Read Wisdom 2:12-20, Psalm 54:3-8, James 3:16-4:3 and Mark 9:30-37  

“And he sat down and called the twelve; and he said to them, ‘If anyone would be first, he must be last of all and servant of all.’” (Mark 9:35)

Last Sunday, we read the account of Jesus rebuking Peter for his false theology making it clear that suffering is part of our lives as Christians. Jesus said: “If any man would come after me, let him deny himself and take up his cross and follow me.” (Mark 8:34). Unfortunately, while Jesus was predicting his death, his disciples argued among themselves who was the greatest.

The disciples assumed Jesus was about to take over earthly power from the Romans and imagined themselves in different political positions already. Jesus was literally disappointed at their lack of understanding. He didn’t want to disgrace them publicly so He waited till they go home and asked them: “What were you discussing on the way?” In shame they kept quiet. As always, there are many lessons to learn in our readings today: 

1. The Desire for Greatness is in our Nature as Humans.

The shocker in today’s liturgy is that the very men Jesus used in beginning the Christian Faith were not only slow in learning but despite their closeness to Jesus remained power-conscious. This shows that the desire for greatness is wired into the very core of our being.

Psychologists agree that the deepest human need is RESPECT which is another word for greatness. Whether we like it or not, we all long to be number one; we are all politicians by nature. The difference between a Christian and an unbeliever is how each chooses to pursue greatness.

2. Service and Humility: Jesus’ Formula for Achieving Greatness.

Jesus’ disappointment with His disciples was their criteria for greatness. The twelve understood greatness from the perspective of ruling over others just like the Roman officials who rode on horses and had countless servants running after them to do their wishes. Jesus made it clear to them that being great is not about having others serve you but the very opposite. “If anyone wishes to be first (great), he must be last of all and servant of all” (Mark 9:35)

In Matthew’s version of this passage, Jesus says: “Truly, I say to you, unless you turn and become like children, you will never enter the kingdom of heaven. Whoever humbles himself like this child, he is the greatest in the kingdom of heaven.” (Matthew 18:3-4). Show me a man who is childlike; a man who makes people feel greater than himself and I will show you a really great man. 

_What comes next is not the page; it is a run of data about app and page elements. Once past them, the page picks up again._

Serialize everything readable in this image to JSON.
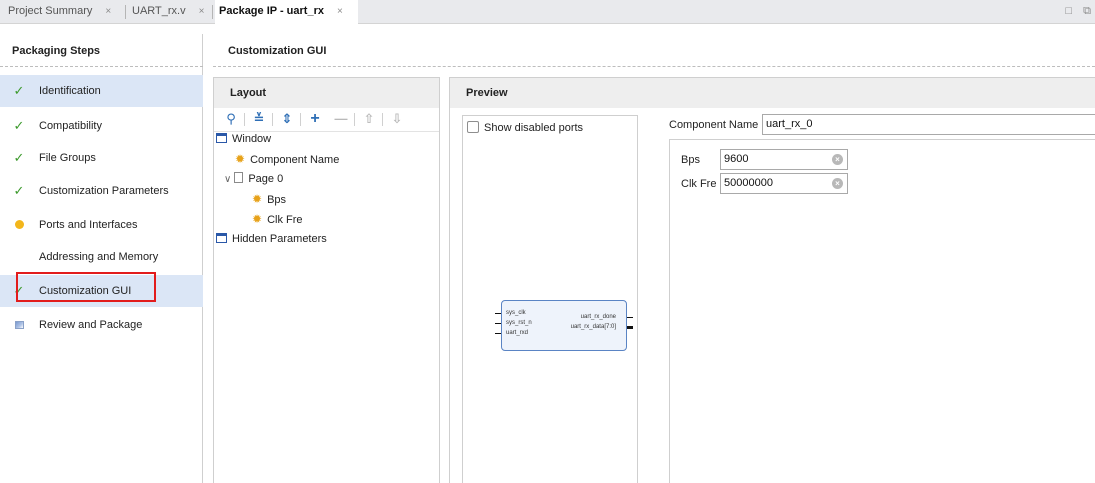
{
  "tabs": [
    {
      "label": "Project Summary",
      "close": "×",
      "active": false
    },
    {
      "label": "UART_rx.v",
      "close": "×",
      "active": false
    },
    {
      "label": "Package IP - uart_rx",
      "close": "×",
      "active": true
    }
  ],
  "window_controls": {
    "restore": "□",
    "float": "⧉"
  },
  "steps_panel": {
    "title": "Packaging Steps",
    "items": [
      {
        "label": "Identification",
        "status": "complete",
        "icon": "check-icon"
      },
      {
        "label": "Compatibility",
        "status": "complete",
        "icon": "check-icon"
      },
      {
        "label": "File Groups",
        "status": "complete",
        "icon": "check-icon"
      },
      {
        "label": "Customization Parameters",
        "status": "complete",
        "icon": "check-icon"
      },
      {
        "label": "Ports and Interfaces",
        "status": "warning",
        "icon": "warning-dot-icon"
      },
      {
        "label": "Addressing and Memory",
        "status": "none",
        "icon": ""
      },
      {
        "label": "Customization GUI",
        "status": "complete",
        "icon": "check-icon"
      },
      {
        "label": "Review and Package",
        "status": "pending",
        "icon": "review-icon"
      }
    ],
    "check_glyph": "✓"
  },
  "gui_panel": {
    "title": "Customization GUI",
    "layout": {
      "title": "Layout",
      "toolbar_icons": [
        "search-icon",
        "collapse-all-icon",
        "expand-all-icon",
        "add-icon",
        "remove-icon",
        "move-up-icon",
        "move-down-icon"
      ],
      "toolbar_glyphs": {
        "search": "⚲",
        "collapse": "≚",
        "expand": "⇕",
        "add": "+",
        "remove": "—",
        "up": "⇧",
        "down": "⇩"
      },
      "tree": {
        "window": "Window",
        "component_name": "Component Name",
        "page": "Page 0",
        "bps": "Bps",
        "clk_fre": "Clk Fre",
        "hidden": "Hidden Parameters"
      }
    },
    "preview": {
      "title": "Preview",
      "show_disabled_ports": "Show disabled ports",
      "show_disabled_checked": false,
      "ip_symbol": {
        "inputs": [
          "sys_clk",
          "sys_rst_n",
          "uart_rxd"
        ],
        "outputs": [
          "uart_rx_done",
          "uart_rx_data[7:0]"
        ]
      },
      "component_name_label": "Component Name",
      "component_name_value": "uart_rx_0",
      "params": [
        {
          "label": "Bps",
          "value": "9600"
        },
        {
          "label": "Clk Fre",
          "value": "50000000"
        }
      ],
      "clear_glyph": "×"
    }
  },
  "colors": {
    "selected_row": "#dbe6f6",
    "check": "#3c9a2c",
    "warning": "#f3b61b",
    "highlight": "#e21c1c",
    "gear": "#e7a21a"
  }
}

3. True Greatness is Wisdom from Above.

By asking us to become like little children in order to be great, Jesus is teaching the very opposite of what the world teaches about greatness. Of course, what Jesus is recommending is not ordinary wisdom, it is as St. James put it: “Wisdom from above.” While the world wants us to be assertive and lord it over others to be feared by them, Jesus says we should serve others instead and have a childlike humility. Jesus’ political ideology may not make sense to the world it remains the only key to true greatness.

In the Sermon on the Mount, Jesus said: “Blessed are the meek, for they shall inherit the earth.” (Matthew 5:5). This is a confirmation that there is truly a connection between being meek (humble, subservient, docile, etc.) and becoming great. Again in the book of Proverbs, the Word of God says: “Pride goes before destruction, and a haughty spirit before a fall.” (Proverbs 16:18). If pride goes before a fall, it follows that humility goes before an elevation.

Jesus taught us: “He who is greatest among you shall be your servant; whoever exalts himself will be humbled, and whoever humbles himself will be exalted.” (Matthew 23:11-12). Jesus would have lambasted his disciples in public but in His humility, He waited till they got home. A truly humble person will never seek to humiliate others.

Imagine a world where everyone is struggling to serve others rather than be served. Would we still experience assassinations, fighting, and killing? According to St. James, the origin of fighting (wars, bitterness, quarrels, and unanswered prayers) is the insatiable quest for the satisfaction of our bodily passions and the desire to lord it over others. 

4. True Greatness is Being Calm in the Face of Persecution.

By placing ourselves in the service of others (being childlike), the world soon starts to see us as weak, useless, and unwanted. As the book of Sirach puts it: “My son, if you come forward to serve the Lord, prepare yourself for temptation. Set your heart right and be steadfast, and do not be hasty in time of calamity. Cleave to him and do not depart, that you may be honored at the end of your life.” (Sirach 2:1-3)

Our first reading today explains that the acts of violence and hatred we face from the worldly-minded are done to test the authenticity of our convictions. We only become victorious when we remain calm and steadfast despite the provocations. Show me a man who will turn the other cheek when slapped and I will show you a really great man. 

Let us pray:  Lord Jesus help me follow your guide to greatness. Amen. 

Be Happy. Live Positive. Have Faith. It is well with you. God bless you. (25th Sunday in Ordinary Time. Bible Study: Wisdom 2:12-20, Psalm 54:3-8, James 3:16-4:3 and Mark 9:30-37).